Return the number of lines below that contain "Seveso"; nothing else belongs in the reply.

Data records

========

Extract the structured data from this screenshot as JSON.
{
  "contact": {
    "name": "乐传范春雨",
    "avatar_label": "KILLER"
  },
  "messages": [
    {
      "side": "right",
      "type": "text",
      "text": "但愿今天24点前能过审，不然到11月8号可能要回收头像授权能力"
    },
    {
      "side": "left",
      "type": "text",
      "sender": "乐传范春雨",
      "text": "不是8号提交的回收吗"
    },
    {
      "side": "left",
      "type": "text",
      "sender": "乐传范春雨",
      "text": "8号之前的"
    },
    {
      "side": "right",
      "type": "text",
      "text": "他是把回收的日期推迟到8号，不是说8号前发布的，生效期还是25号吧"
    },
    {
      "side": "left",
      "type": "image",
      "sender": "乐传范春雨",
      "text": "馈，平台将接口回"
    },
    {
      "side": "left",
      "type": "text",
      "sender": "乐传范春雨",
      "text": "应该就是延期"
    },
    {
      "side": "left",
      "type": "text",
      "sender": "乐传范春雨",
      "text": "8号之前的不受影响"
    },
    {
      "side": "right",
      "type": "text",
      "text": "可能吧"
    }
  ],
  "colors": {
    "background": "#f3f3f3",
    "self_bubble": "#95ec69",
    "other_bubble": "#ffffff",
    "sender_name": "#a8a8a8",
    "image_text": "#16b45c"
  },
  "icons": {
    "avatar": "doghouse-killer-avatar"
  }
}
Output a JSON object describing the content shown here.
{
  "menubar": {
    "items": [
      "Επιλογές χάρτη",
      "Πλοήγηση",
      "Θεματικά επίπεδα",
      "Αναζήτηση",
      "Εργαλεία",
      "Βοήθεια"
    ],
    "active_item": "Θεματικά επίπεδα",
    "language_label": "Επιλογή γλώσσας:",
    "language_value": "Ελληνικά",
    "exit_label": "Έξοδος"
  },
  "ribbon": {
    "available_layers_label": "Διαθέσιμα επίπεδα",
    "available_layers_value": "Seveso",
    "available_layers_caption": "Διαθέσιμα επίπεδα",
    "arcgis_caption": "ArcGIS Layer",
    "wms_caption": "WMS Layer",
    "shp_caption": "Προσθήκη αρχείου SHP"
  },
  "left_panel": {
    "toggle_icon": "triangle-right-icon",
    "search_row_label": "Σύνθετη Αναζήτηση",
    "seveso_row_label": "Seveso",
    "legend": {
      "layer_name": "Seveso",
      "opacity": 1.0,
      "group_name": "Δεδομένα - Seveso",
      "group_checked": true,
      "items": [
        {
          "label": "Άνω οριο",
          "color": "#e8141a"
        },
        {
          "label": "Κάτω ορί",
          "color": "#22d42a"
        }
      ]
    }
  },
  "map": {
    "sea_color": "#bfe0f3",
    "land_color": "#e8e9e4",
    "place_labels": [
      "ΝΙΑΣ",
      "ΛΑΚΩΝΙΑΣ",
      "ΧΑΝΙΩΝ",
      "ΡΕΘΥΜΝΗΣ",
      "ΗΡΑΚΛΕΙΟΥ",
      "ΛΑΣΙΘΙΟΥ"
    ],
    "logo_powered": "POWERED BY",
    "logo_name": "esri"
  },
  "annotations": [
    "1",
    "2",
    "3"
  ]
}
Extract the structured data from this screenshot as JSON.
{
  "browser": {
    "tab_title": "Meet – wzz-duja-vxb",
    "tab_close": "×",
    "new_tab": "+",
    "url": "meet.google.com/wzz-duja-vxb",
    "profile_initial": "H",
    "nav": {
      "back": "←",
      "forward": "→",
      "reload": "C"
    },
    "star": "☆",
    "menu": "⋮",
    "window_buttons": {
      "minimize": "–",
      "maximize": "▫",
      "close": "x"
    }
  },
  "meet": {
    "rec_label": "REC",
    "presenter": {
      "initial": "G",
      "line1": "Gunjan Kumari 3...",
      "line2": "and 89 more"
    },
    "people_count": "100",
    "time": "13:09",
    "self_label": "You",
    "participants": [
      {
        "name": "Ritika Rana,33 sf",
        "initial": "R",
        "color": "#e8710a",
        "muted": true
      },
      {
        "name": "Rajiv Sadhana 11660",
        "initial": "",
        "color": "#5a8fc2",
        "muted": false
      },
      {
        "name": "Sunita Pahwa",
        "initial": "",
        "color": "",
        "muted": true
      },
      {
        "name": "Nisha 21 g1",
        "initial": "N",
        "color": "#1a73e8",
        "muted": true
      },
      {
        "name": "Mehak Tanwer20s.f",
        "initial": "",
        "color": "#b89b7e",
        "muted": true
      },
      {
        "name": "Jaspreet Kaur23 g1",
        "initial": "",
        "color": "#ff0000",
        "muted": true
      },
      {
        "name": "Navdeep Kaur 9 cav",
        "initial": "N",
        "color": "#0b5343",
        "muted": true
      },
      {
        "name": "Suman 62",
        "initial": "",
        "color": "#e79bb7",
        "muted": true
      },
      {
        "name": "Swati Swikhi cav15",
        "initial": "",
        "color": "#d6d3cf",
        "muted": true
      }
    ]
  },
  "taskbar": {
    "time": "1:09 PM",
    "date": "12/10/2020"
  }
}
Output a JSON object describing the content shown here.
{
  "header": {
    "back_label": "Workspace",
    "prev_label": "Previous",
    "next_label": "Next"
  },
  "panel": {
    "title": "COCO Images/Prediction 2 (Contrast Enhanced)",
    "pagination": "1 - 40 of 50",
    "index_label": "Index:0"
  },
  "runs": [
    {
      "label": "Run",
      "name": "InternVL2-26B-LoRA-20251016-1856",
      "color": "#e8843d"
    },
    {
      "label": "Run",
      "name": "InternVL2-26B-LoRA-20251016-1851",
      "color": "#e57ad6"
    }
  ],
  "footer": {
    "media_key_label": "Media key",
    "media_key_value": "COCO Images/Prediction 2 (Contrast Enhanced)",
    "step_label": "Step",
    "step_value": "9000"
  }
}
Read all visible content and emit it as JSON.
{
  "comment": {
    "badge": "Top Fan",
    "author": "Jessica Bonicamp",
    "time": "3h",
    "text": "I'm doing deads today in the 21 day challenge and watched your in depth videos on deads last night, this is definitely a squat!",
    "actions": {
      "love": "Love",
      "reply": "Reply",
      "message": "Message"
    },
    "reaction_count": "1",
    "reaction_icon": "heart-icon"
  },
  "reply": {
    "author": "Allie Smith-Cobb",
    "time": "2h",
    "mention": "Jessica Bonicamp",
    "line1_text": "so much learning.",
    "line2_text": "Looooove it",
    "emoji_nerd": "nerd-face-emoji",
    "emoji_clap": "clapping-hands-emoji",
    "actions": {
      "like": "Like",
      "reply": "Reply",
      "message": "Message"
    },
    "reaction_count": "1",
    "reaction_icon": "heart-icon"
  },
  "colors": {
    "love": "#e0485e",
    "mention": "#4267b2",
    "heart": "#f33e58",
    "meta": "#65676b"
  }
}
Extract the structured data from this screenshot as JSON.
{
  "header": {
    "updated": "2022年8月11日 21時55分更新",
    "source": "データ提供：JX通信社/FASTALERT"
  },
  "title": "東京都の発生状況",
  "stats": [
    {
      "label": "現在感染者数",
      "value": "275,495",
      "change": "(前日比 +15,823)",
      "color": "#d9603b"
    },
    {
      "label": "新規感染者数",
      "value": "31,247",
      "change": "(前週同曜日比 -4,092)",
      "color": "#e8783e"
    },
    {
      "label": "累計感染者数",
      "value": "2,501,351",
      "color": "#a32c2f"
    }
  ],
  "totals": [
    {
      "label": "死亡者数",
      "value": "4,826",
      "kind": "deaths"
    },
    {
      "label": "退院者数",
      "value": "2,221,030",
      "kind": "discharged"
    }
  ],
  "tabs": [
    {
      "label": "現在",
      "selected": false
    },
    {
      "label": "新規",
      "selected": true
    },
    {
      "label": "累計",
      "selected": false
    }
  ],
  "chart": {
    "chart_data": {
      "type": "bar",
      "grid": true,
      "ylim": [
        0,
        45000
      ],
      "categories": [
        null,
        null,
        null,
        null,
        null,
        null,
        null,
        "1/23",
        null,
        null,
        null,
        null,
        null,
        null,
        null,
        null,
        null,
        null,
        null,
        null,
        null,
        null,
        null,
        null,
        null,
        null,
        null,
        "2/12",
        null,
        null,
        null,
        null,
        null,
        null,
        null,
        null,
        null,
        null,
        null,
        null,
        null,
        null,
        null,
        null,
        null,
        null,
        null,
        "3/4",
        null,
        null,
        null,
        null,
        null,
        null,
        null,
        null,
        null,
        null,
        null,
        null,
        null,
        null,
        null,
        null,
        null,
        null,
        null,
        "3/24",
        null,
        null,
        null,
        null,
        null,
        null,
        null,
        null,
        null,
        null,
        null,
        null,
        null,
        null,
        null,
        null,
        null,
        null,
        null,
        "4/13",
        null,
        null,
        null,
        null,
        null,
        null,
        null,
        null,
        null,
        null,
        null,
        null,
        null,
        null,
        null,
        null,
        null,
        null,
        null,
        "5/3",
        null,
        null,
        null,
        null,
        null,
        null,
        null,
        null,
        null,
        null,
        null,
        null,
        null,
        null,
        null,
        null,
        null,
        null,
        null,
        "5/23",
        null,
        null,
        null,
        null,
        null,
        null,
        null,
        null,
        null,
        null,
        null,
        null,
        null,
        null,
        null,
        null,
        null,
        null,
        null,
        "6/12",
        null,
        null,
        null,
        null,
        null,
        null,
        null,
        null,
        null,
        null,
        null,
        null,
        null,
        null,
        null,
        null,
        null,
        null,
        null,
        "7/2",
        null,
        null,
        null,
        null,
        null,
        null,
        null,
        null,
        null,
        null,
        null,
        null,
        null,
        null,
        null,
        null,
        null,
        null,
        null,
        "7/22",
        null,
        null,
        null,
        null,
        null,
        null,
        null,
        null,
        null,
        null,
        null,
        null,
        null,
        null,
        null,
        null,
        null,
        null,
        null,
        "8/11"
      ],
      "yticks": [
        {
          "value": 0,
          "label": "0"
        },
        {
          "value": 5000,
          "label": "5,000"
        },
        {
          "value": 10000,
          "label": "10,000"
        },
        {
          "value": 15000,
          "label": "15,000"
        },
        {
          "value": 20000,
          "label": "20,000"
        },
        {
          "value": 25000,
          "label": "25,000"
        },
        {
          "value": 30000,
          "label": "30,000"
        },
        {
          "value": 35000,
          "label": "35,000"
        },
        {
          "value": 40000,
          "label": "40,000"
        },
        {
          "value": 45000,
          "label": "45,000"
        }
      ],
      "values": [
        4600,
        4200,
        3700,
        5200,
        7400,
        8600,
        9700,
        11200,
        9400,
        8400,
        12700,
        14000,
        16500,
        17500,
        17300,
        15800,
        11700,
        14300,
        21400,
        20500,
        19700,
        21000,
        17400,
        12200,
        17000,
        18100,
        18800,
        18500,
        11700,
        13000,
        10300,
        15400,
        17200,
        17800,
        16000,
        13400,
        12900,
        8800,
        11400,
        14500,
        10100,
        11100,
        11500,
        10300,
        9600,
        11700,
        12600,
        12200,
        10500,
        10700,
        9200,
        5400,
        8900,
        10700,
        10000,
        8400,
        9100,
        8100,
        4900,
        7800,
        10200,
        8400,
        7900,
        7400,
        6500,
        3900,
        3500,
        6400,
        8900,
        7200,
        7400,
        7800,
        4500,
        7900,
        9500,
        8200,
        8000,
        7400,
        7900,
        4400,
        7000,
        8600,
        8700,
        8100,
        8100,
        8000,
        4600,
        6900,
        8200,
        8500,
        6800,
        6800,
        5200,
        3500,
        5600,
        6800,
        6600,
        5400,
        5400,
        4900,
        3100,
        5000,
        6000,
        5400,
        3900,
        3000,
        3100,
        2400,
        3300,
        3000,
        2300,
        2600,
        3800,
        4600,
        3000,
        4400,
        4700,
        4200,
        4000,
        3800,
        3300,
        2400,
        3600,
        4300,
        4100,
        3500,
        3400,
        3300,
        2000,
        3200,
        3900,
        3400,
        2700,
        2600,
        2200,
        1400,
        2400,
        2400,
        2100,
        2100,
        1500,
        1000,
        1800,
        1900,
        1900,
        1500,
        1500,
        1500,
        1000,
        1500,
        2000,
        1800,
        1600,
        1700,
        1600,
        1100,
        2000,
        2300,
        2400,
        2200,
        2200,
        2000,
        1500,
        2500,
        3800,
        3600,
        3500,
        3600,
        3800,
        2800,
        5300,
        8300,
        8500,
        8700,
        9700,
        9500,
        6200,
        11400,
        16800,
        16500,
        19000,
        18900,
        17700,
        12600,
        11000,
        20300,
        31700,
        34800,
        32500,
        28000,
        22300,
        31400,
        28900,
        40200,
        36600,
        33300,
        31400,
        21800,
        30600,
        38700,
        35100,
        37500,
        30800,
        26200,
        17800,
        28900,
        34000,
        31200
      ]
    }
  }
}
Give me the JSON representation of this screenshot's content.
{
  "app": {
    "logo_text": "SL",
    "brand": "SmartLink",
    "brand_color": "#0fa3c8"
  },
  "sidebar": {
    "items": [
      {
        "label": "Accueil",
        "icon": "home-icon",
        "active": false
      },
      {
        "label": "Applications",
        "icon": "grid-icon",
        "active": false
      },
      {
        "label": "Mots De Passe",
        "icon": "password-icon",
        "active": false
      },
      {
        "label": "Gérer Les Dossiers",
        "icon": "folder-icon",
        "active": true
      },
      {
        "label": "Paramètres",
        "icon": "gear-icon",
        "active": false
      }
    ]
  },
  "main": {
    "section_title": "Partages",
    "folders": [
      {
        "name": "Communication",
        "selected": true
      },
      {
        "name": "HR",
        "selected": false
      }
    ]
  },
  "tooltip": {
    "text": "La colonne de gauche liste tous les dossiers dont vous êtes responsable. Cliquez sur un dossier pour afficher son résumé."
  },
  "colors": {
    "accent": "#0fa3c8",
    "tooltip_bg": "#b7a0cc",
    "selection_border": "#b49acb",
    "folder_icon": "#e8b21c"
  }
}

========

Output of the exercise: 4